          On a personal note, Monty went to Heaven on May 18, 1971. My experience, if I may call it such, on the corner of Third and Monroe, helped me through the sorrow and loss. Then in 1999, it once again ministered to my heart and gave me grace and strength when my youngest son lost his life in an automobile accident. Michael was eighteen. I eagerly await our reunion over there.




Verse One


If there were no hope beyond earthly shadows

And all things eternal disappear

If God should ordain that Heaven must vanish

And there'd be no mansions up there...

If Christ should never appear in the clouds

To catch His children away...

If each Holy promise were cancelled, I'd still....

Count it a privilege to serve Him today.





For I was as nothing

When Jesus found me

Heartache and sorrow

Filled this house of clay

But He gave me joy

The world can't destroy

Gave meaning to a life

That had fell by the way...

So if I look forward

And saw no reward

No hope beyond death

And the grave

He's already given

My soul enough heaven

That I count it a privilege

To serve Him today...



© Ray Lewis/Opryland Music/BMI

615-325-3872 Fax 325-8735 E-mail: lewisandlewisrus@aol.com



Verse One


When angry waves toss your ship

On this stormy sea of life

And the clouds of sin and sorrow

Turn your brightest day to night...

Just remember though you drift off course

You won't drift out of His hand

And if you need someone to help you

Jesus hears, He cares, He can...





Yes, He hears your faintest whisper

Sees each tear that dims your eyes

He's concerned about each stormy cloud

That crosses your blue sky

So, if your problems can't be solved

By the mortal mind of man

And if you need someone to help you

Jesus hears, He cares, He can...



Verse Two


When your straight and narrow pathway

Leads through valleys deep and wide

And though you search the far horizon

There's not a mountaintop in sight

Just remember there's a city

Eternal rest at journey's end

And if you need someone to help you

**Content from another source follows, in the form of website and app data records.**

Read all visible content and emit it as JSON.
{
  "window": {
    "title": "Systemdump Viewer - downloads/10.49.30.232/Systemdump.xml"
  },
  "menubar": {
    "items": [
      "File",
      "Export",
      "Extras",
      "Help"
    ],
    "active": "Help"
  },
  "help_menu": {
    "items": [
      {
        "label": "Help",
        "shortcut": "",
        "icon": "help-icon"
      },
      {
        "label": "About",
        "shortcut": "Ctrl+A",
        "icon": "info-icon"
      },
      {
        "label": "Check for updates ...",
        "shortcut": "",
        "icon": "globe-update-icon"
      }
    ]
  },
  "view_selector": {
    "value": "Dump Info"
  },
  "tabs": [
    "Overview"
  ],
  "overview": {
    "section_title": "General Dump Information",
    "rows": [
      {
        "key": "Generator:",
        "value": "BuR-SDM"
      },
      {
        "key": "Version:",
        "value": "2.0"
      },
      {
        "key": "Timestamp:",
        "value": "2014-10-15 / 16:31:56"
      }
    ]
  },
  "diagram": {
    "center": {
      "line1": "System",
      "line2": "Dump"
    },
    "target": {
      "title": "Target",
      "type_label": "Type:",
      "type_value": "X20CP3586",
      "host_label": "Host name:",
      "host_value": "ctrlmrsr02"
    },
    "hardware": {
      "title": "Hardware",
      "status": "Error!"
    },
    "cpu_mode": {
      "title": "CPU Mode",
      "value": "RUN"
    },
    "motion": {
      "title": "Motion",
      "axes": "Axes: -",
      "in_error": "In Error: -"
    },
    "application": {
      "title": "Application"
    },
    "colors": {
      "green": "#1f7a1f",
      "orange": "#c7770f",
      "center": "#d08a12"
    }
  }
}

Jesus hears, He cares, He can...



Repeat Chorus



© Ray Lewis/Acuff-Rose Publishing/BMI

615-325-3872 Fax 325-8735 E-mail: lewisandlewisrus@aol.com


©2008 Lewis & Lewis